WE HEREBY NOTIFY OUR EMPLOYEES THAT:

WE WILL NOT refuse to bargain upon request with the National Treasury Employees Union concerning the requirement that Auditors in Charge submit weekly reports as to the status of audits assigned to their teams.

WE WILL NOT interfere with, restrain or coerce bargaining unit employees in the exercise of their rights assured by the Federal Service Labor-Management Reporting Statute.

WE WILL bargain upon request with the National Treasury Employees Union concerning the requirement that Auditors in Charge submit weekly reports as to the status of audits assigned to their teams.

______________________________

(Agency)

Dated: ______________ By: ______________________________

(Signature) Director

This Notice must remain posted for 60 consecutive days from the date of posting, and must not be altered, defaced, or covered by any other material.

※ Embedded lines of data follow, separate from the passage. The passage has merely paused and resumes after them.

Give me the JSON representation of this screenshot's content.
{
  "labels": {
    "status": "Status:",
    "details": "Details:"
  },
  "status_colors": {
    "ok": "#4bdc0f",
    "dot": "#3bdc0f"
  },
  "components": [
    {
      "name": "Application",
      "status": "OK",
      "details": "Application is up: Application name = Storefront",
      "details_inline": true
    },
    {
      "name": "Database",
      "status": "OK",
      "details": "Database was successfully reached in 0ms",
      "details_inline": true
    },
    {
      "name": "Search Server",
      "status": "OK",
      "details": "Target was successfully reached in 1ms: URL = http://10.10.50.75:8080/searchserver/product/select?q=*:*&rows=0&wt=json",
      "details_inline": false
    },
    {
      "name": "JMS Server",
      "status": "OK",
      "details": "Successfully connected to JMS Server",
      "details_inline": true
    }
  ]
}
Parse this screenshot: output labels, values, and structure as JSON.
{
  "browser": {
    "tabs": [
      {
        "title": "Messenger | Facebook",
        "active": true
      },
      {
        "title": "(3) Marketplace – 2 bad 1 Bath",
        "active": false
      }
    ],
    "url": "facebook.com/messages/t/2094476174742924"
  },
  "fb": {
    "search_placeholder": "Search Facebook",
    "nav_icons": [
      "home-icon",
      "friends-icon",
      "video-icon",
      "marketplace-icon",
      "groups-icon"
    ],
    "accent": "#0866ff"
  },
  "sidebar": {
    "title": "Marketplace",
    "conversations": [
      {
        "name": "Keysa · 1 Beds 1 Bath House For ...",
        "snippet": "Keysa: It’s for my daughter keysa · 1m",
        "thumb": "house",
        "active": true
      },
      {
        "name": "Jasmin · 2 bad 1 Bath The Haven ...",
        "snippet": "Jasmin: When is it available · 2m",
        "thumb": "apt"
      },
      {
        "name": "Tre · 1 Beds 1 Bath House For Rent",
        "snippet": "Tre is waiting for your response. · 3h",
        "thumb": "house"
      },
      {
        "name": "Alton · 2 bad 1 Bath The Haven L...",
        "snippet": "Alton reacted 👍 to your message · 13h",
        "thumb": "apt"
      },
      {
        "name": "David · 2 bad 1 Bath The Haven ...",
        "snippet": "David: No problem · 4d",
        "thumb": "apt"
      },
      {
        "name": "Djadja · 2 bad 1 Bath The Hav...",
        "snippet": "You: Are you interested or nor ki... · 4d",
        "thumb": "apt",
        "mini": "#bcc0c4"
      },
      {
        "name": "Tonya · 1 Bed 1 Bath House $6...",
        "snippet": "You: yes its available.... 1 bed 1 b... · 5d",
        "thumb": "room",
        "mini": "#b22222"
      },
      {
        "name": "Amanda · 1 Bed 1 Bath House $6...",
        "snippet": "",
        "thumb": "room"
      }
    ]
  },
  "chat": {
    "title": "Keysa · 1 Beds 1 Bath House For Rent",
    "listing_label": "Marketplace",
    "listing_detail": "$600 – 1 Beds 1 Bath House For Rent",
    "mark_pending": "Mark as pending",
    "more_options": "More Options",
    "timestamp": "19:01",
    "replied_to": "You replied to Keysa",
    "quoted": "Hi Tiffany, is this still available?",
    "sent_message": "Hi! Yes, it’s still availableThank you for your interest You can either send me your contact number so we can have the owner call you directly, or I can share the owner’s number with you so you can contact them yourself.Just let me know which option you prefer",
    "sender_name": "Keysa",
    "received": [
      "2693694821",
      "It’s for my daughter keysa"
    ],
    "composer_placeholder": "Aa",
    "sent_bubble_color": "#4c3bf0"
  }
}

If employees have any questions concerning this Notice or compliance with its provisions, they may communicate directly with the Regional Director, Washington Regional Office, whose address is: Federal Labor Relations Authority, Tech World Plaza North, 800 K Street, NW, Suite 910, Washington, DC 20001-2000, and whose telephone number is: 202-482-6700.


CERTIFICATE OF SERVICE

I hereby certify that copies of this DECISION, issued

by PAUL B. LANG, Administrative Law Judge, in Case No.

WA-CA-02-0646 were sent to the following parties:

_______________________________

CERTIFIED MAIL AND RETURN RECEIPT CERTIFIED NOS:

Angela A. Bradley 7000 1670 0000 1175 2065

Counsel for the General Counsel

Federal Labor Relations Authority

Tech World Plaza North

800 K Street, NW, Suite 910

Washington, DC 20001-2000

Suzanne L. Wilson 7000 1670 0000 1175 2072

Office of the Chief Counsel

U.S. Department of Homeland Security

Office of Chief Counsel

1300 Pennsylvania Ave., NW, Suite 4.4B

Washington, DC 20229

Jonathan S. Levine 7000 1670 0000 1175 2089

Assistant Counsel for Negotiations

NTEU

1750 H Street, NW

Washington, DC 20006

Dated: June 19, 2003

Washington, DC

1933237954

Subsequent to the hearing the General Counsel submitted a motion pursuant to § 2429.5 of the Rules and Regulations of the Authority in which he requested that I take official notice of the Respondent's change of name and organiza-tional structure and change the case caption accordingly. The motion was unopposed and is hereby granted. I have taken official notice that, since March 1, 2003, the Respondent is to be identified as the U.S. Department of Homeland Security, Border and Transportation Security Directorate, Bureau of Customs and Border Protection. The case caption has been changed accordingly.

1481526217

The bulletin was originally issued on December 15, 1999, and was first revised on June 5, 2001.

1021462538

It is undisputed that the version of RAD Bulletin 1 issued on February 15, 2002, as well as the subsequent training, concerned what has been identified as RAMIS III (see footnote 7 of the Respondent's post-hearing brief).

2060570875

The charge was signed on June 14 by Colleen M. Keeley on behalf of the Union.

212832215

The General Counsel produced no evidence to show that the Respondent was likely to retaliate against employees who provided Levine with information. Apparently such fears did not deter two AIC's from testifying at the hearing. Levine's conclusions as the futility of submitting the information was based upon the Respondent's election to terminate its partnership agreement with the Union and to withdraw its election to bargain over permissive subjects. The Respondent's actions were presumably taken pursuant to the authority granted to government agencies by Executive Order 13203 dated February 17, 2001. It is unclear when the Respondent actually withdrew from the partnership agreement.

2146832095

The FA replaced the Compliance Assessment Audit. Under the previous system importers were presumably selected for audits without regard to the likelihood of noncompliance. Although there was no evidence as to other differences in the audits, the issue is not crucial to this decision.

448777482

The stated times are apparently for each audit and depend upon the comple